== PROBLEM ==
Across the entries below, work out how many lines contain "author". Please give the number only.

════════════════════

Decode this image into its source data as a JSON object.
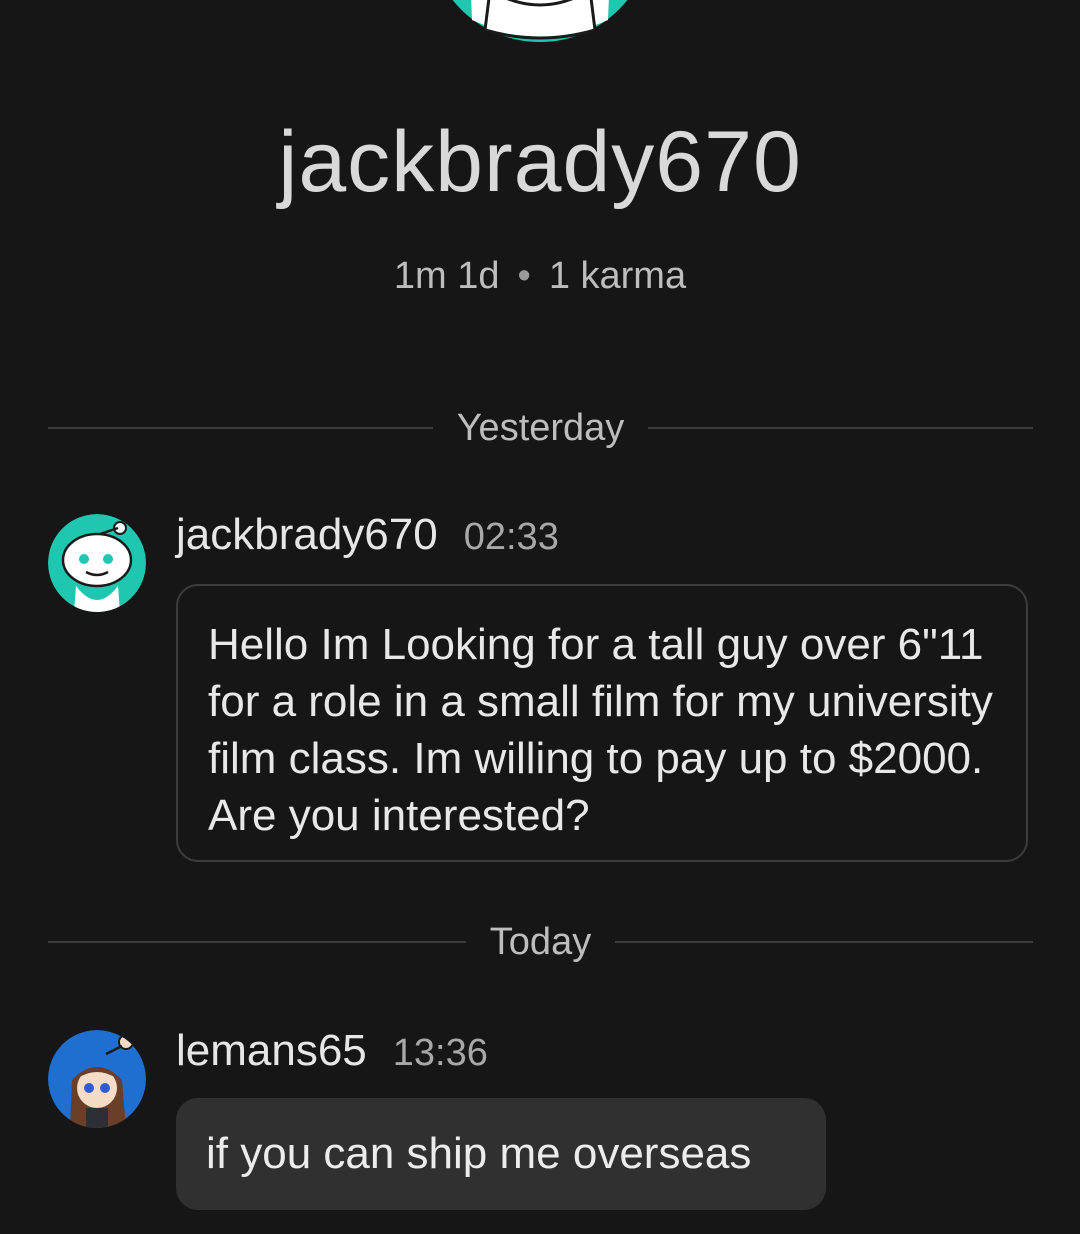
{
  "profile": {
    "username": "jackbrady670",
    "account_age": "1m 1d",
    "karma": "1 karma"
  },
  "dividers": {
    "yesterday": "Yesterday",
    "today": "Today"
  },
  "messages": [
    {
      "author": "jackbrady670",
      "time": "02:33",
      "text": "Hello Im Looking for a tall guy over 6\"11 for a role in a small film for my university film class. Im willing to pay up to $2000. Are you interested?"
    },
    {
      "author": "lemans65",
      "time": "13:36",
      "text": "if you can ship me overseas"
    }
  ],
  "colors": {
    "background": "#161616",
    "snoo_teal": "#1fc7b0",
    "lemans_avatar_blue": "#1e6fd0"
  },
  "icons": {
    "profile_avatar": "snoo-avatar-icon",
    "jackbrady_avatar": "snoo-avatar-icon",
    "lemans_avatar": "anime-girl-avatar-icon"
  }
}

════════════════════

== RESPONSE AREA ==
2